“In Southeast, one of the things we can do is build hydro facilities,” said Clark.
He said this encouragement is particularly needed for private sector investors, as he doubts state grants will continue for such projects and so private development is needed.
He said the increase sends a message to private developers that they will be able to recover their costs.
He added that, as with any rate increase, AEL&P must make sure the amount is fair.
In July, 2010, RCA granted AEL&P and interim rate increase of 20 percent on energy and demand charges, which works out to about an 18 percent overal rate increase. That means a residential customer now pays 11.56 cents per kilowatt hour for power from November to May (peak) and 9.5 cents per kWh from June to October (off-peak), up from 9.63 and 7.92 cents per kWh, respectively, according to information found on AEL&P’s website. If AEL&P receives the permanent rate increase it has requested, rates would rise again to 11.94 cents per kWH during peak months and 9.82 cents per kWh in off-peak times.
Dan Lesh, an energy coordinator with Southeast Alaska Conservation Council, also feels the rate increase could be a good way to encourage productivity from the long-term perspective.
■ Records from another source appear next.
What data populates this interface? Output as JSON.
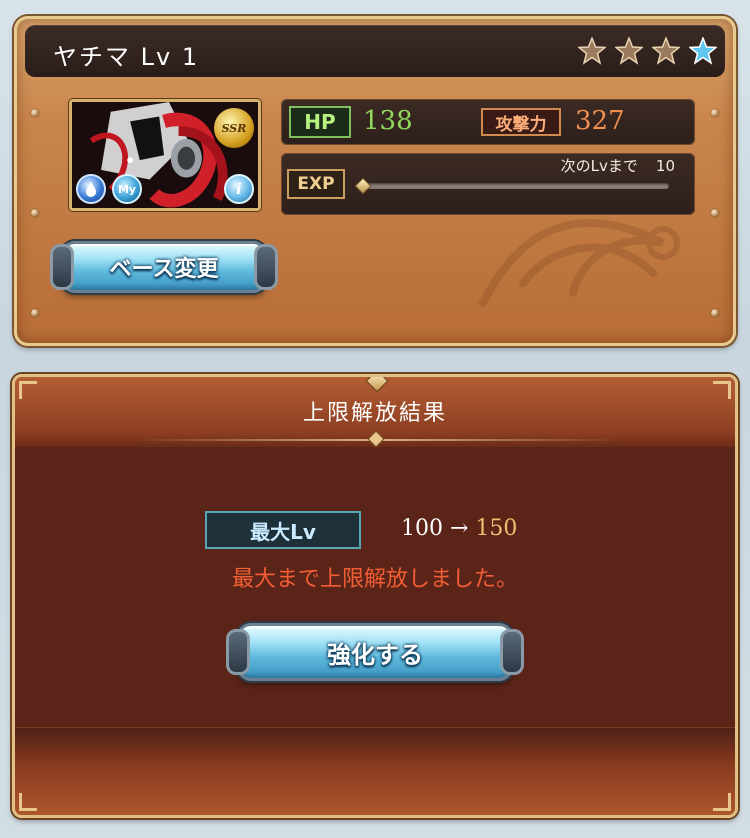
{
  "character": {
    "name": "ヤチマ Lv 1",
    "rarity": "SSR",
    "element_icon": "water-element-icon",
    "my_badge": "My",
    "info_icon": "i",
    "stars": [
      {
        "state": "locked",
        "label": "1"
      },
      {
        "state": "locked",
        "label": "2"
      },
      {
        "state": "locked",
        "label": "3"
      },
      {
        "state": "active",
        "label": "4"
      }
    ]
  },
  "stats": {
    "hp_label": "HP",
    "hp_value": "138",
    "atk_label": "攻撃力",
    "atk_value": "327",
    "exp_label": "EXP",
    "next_lv_label": "次のLvまで",
    "next_lv_value": "10",
    "exp_progress": 0.0
  },
  "buttons": {
    "base_change": "ベース変更",
    "enhance": "強化する"
  },
  "result": {
    "title": "上限解放結果",
    "max_lv_label": "最大Lv",
    "old_max": "100",
    "arrow": "→",
    "new_max": "150",
    "message": "最大まで上限解放しました。"
  },
  "colors": {
    "hp": "#8fd85a",
    "atk": "#f09050",
    "new_max": "#f0c070",
    "message": "#f25e34"
  }
}
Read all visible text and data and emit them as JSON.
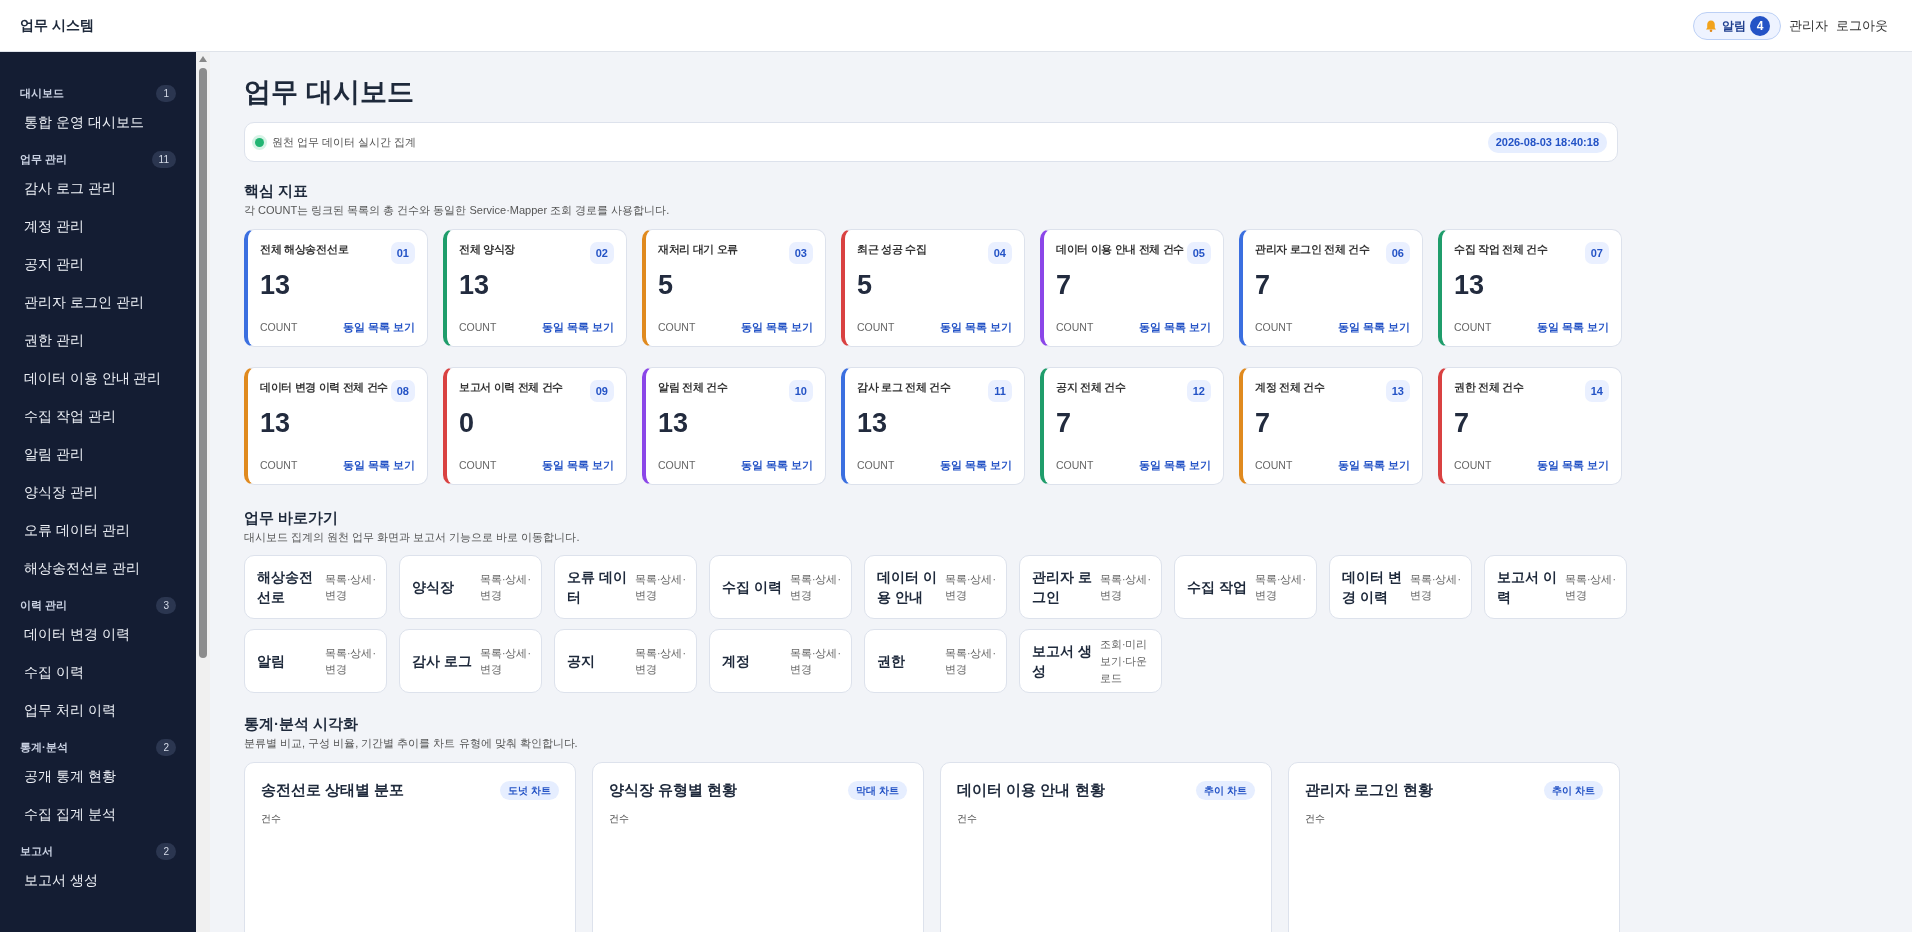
{
  "header": {
    "brand": "업무 시스템",
    "alert": {
      "label": "알림",
      "count": "4"
    },
    "user": "관리자",
    "logout": "로그아웃"
  },
  "sidebar": {
    "groups": [
      {
        "title": "대시보드",
        "count": "1",
        "items": [
          {
            "label": "통합 운영 대시보드",
            "selected": false
          }
        ]
      },
      {
        "title": "업무 관리",
        "count": "11",
        "items": [
          {
            "label": "감사 로그 관리",
            "selected": false
          },
          {
            "label": "계정 관리",
            "selected": false
          },
          {
            "label": "공지 관리",
            "selected": false
          },
          {
            "label": "관리자 로그인 관리",
            "selected": false
          },
          {
            "label": "권한 관리",
            "selected": false
          },
          {
            "label": "데이터 이용 안내 관리",
            "selected": false
          },
          {
            "label": "수집 작업 관리",
            "selected": false
          },
          {
            "label": "알림 관리",
            "selected": false
          },
          {
            "label": "양식장 관리",
            "selected": false
          },
          {
            "label": "오류 데이터 관리",
            "selected": false
          },
          {
            "label": "해상송전선로 관리",
            "selected": false
          }
        ]
      },
      {
        "title": "이력 관리",
        "count": "3",
        "items": [
          {
            "label": "데이터 변경 이력",
            "selected": false
          },
          {
            "label": "수집 이력",
            "selected": false
          },
          {
            "label": "업무 처리 이력",
            "selected": false
          }
        ]
      },
      {
        "title": "통계·분석",
        "count": "2",
        "items": [
          {
            "label": "공개 통계 현황",
            "selected": false
          },
          {
            "label": "수집 집계 분석",
            "selected": false
          }
        ]
      },
      {
        "title": "보고서",
        "count": "2",
        "items": [
          {
            "label": "보고서 생성",
            "selected": false
          }
        ]
      }
    ]
  },
  "page_title": "업무 대시보드",
  "status_bar": {
    "live": true,
    "message": "원천 업무 데이터 실시간 집계",
    "timestamp": "2026-08-03 18:40:18"
  },
  "kpi": {
    "title": "핵심 지표",
    "subtitle": "각 COUNT는 링크된 목록의 총 건수와 동일한 Service·Mapper 조회 경로를 사용합니다.",
    "cards": [
      {
        "title": "전체 해상송전선로",
        "index": "01",
        "value": "13",
        "unit": "COUNT",
        "link": "동일 목록 보기",
        "color": "#3b6fe0"
      },
      {
        "title": "전체 양식장",
        "index": "02",
        "value": "13",
        "unit": "COUNT",
        "link": "동일 목록 보기",
        "color": "#1f9d6b"
      },
      {
        "title": "재처리 대기 오류",
        "index": "03",
        "value": "5",
        "unit": "COUNT",
        "link": "동일 목록 보기",
        "color": "#e08a1f"
      },
      {
        "title": "최근 성공 수집",
        "index": "04",
        "value": "5",
        "unit": "COUNT",
        "link": "동일 목록 보기",
        "color": "#d94141"
      },
      {
        "title": "데이터 이용 안내 전체 건수",
        "index": "05",
        "value": "7",
        "unit": "COUNT",
        "link": "동일 목록 보기",
        "color": "#8b46e8"
      },
      {
        "title": "관리자 로그인 전체 건수",
        "index": "06",
        "value": "7",
        "unit": "COUNT",
        "link": "동일 목록 보기",
        "color": "#3b6fe0"
      },
      {
        "title": "수집 작업 전체 건수",
        "index": "07",
        "value": "13",
        "unit": "COUNT",
        "link": "동일 목록 보기",
        "color": "#1f9d6b"
      },
      {
        "title": "데이터 변경 이력 전체 건수",
        "index": "08",
        "value": "13",
        "unit": "COUNT",
        "link": "동일 목록 보기",
        "color": "#e08a1f"
      },
      {
        "title": "보고서 이력 전체 건수",
        "index": "09",
        "value": "0",
        "unit": "COUNT",
        "link": "동일 목록 보기",
        "color": "#d94141"
      },
      {
        "title": "알림 전체 건수",
        "index": "10",
        "value": "13",
        "unit": "COUNT",
        "link": "동일 목록 보기",
        "color": "#8b46e8"
      },
      {
        "title": "감사 로그 전체 건수",
        "index": "11",
        "value": "13",
        "unit": "COUNT",
        "link": "동일 목록 보기",
        "color": "#3b6fe0"
      },
      {
        "title": "공지 전체 건수",
        "index": "12",
        "value": "7",
        "unit": "COUNT",
        "link": "동일 목록 보기",
        "color": "#1f9d6b"
      },
      {
        "title": "계정 전체 건수",
        "index": "13",
        "value": "7",
        "unit": "COUNT",
        "link": "동일 목록 보기",
        "color": "#e08a1f"
      },
      {
        "title": "권한 전체 건수",
        "index": "14",
        "value": "7",
        "unit": "COUNT",
        "link": "동일 목록 보기",
        "color": "#d94141"
      }
    ]
  },
  "shortcuts": {
    "title": "업무 바로가기",
    "subtitle": "대시보드 집계의 원천 업무 화면과 보고서 기능으로 바로 이동합니다.",
    "items": [
      {
        "name": "해상송전선로",
        "desc": "목록·상세·변경"
      },
      {
        "name": "양식장",
        "desc": "목록·상세·변경"
      },
      {
        "name": "오류 데이터",
        "desc": "목록·상세·변경"
      },
      {
        "name": "수집 이력",
        "desc": "목록·상세·변경"
      },
      {
        "name": "데이터 이용 안내",
        "desc": "목록·상세·변경"
      },
      {
        "name": "관리자 로그인",
        "desc": "목록·상세·변경"
      },
      {
        "name": "수집 작업",
        "desc": "목록·상세·변경"
      },
      {
        "name": "데이터 변경 이력",
        "desc": "목록·상세·변경"
      },
      {
        "name": "보고서 이력",
        "desc": "목록·상세·변경"
      },
      {
        "name": "알림",
        "desc": "목록·상세·변경"
      },
      {
        "name": "감사 로그",
        "desc": "목록·상세·변경"
      },
      {
        "name": "공지",
        "desc": "목록·상세·변경"
      },
      {
        "name": "계정",
        "desc": "목록·상세·변경"
      },
      {
        "name": "권한",
        "desc": "목록·상세·변경"
      },
      {
        "name": "보고서 생성",
        "desc": "조회·미리보기·다운로드"
      }
    ]
  },
  "stats": {
    "title": "통계·분석 시각화",
    "subtitle": "분류별 비교, 구성 비율, 기간별 추이를 차트 유형에 맞춰 확인합니다.",
    "charts": [
      {
        "title": "송전선로 상태별 분포",
        "badge": "도넛 차트",
        "ylabel": "건수"
      },
      {
        "title": "양식장 유형별 현황",
        "badge": "막대 차트",
        "ylabel": "건수"
      },
      {
        "title": "데이터 이용 안내 현황",
        "badge": "추이 차트",
        "ylabel": "건수"
      },
      {
        "title": "관리자 로그인 현황",
        "badge": "추이 차트",
        "ylabel": "건수"
      }
    ]
  }
}
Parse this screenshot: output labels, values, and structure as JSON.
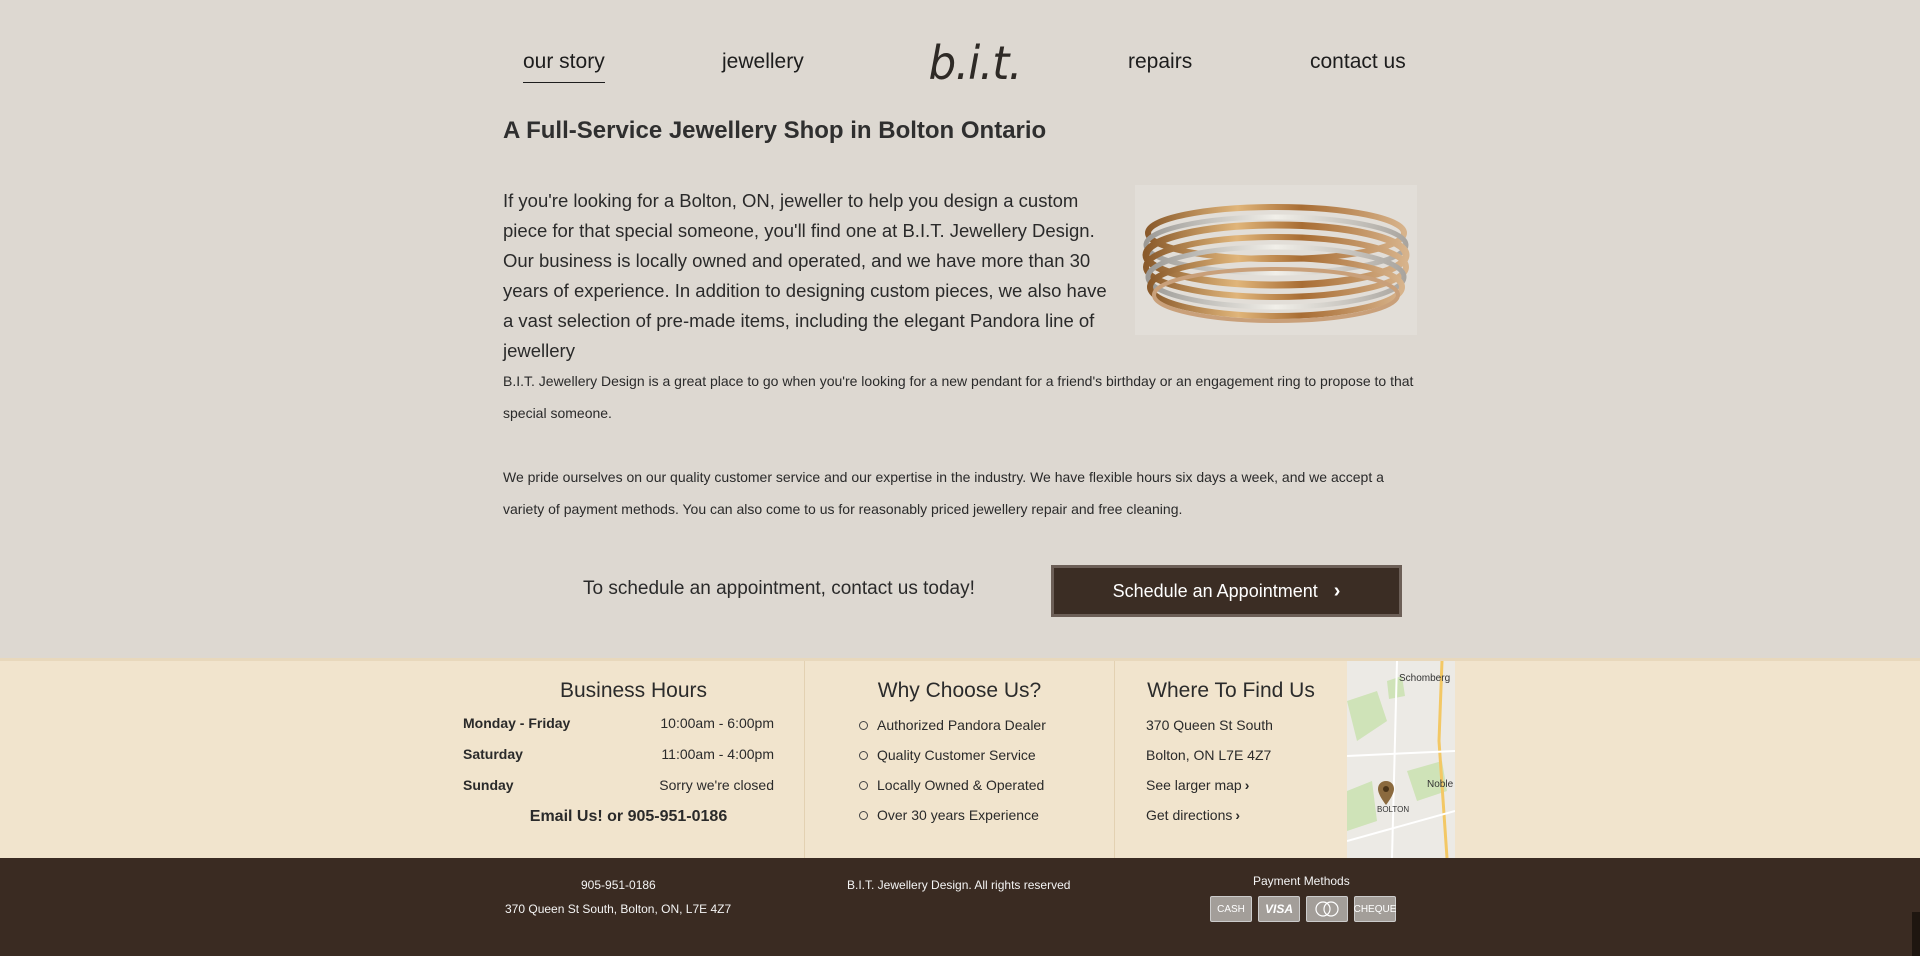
{
  "nav": {
    "our_story": "our story",
    "jewellery": "jewellery",
    "logo": "b.i.t.",
    "repairs": "repairs",
    "contact": "contact us"
  },
  "main": {
    "heading": "A Full-Service Jewellery Shop in Bolton Ontario",
    "intro": "If you're looking for a Bolton, ON, jeweller to help you design a custom piece for that special someone, you'll find one at B.I.T. Jewellery Design. Our business is locally owned and operated, and we have more than 30 years of experience. In addition to designing custom pieces, we also have a vast selection of pre-made items, including the elegant Pandora line of jewellery",
    "para1": "B.I.T. Jewellery Design is a great place to go when you're looking for a new pendant for a friend's birthday or an engagement ring to propose to that special someone.",
    "para2": "We pride ourselves on our quality customer service and our expertise in the industry. We have flexible hours six days a week, and we accept a variety of payment methods. You can also come to us for reasonably priced jewellery repair and free cleaning.",
    "cta_text": "To schedule an appointment, contact us today!",
    "cta_button": "Schedule an Appointment"
  },
  "hours": {
    "title": "Business Hours",
    "rows": [
      {
        "day": "Monday - Friday",
        "time": "10:00am - 6:00pm"
      },
      {
        "day": "Saturday",
        "time": "11:00am - 4:00pm"
      },
      {
        "day": "Sunday",
        "time": "Sorry we're closed"
      }
    ],
    "email_line": "Email Us! or 905-951-0186"
  },
  "why": {
    "title": "Why Choose Us?",
    "items": [
      "Authorized Pandora Dealer",
      "Quality Customer Service",
      "Locally Owned & Operated",
      "Over 30 years Experience"
    ]
  },
  "where": {
    "title": "Where To Find Us",
    "street": "370 Queen St South",
    "city": "Bolton, ON L7E 4Z7",
    "larger_map": "See larger map",
    "directions": "Get directions"
  },
  "map": {
    "labels": [
      "Schomberg",
      "Noble",
      "BOLTON"
    ]
  },
  "footer": {
    "phone": "905-951-0186",
    "address": "370 Queen St South, Bolton, ON, L7E 4Z7",
    "copyright": "B.I.T. Jewellery Design. All rights reserved",
    "payment_title": "Payment Methods",
    "payments": [
      "CASH",
      "VISA",
      "",
      "CHEQUE"
    ]
  },
  "colors": {
    "page_bg": "#ddd8d1",
    "band_bg": "#f1e4cd",
    "footer_bg": "#3a2b22",
    "button_bg": "#3b2d24"
  }
}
He said hydro power is something SEACC has been trying to encourage.
Another citizen, Fred Morino, said he feels the rate increase is justified and that, while hydro projects are expensive, a 2 cents per kilowatt-hour increase sounds reasonable. He added he feels AEL&P has done a fantastic job in Southeast Alaska.
The RCA went into the scheduled hearing following the comments.
• Contact reporter Jonathan Grass at 523-2276 or at firstname.lastname@example.org.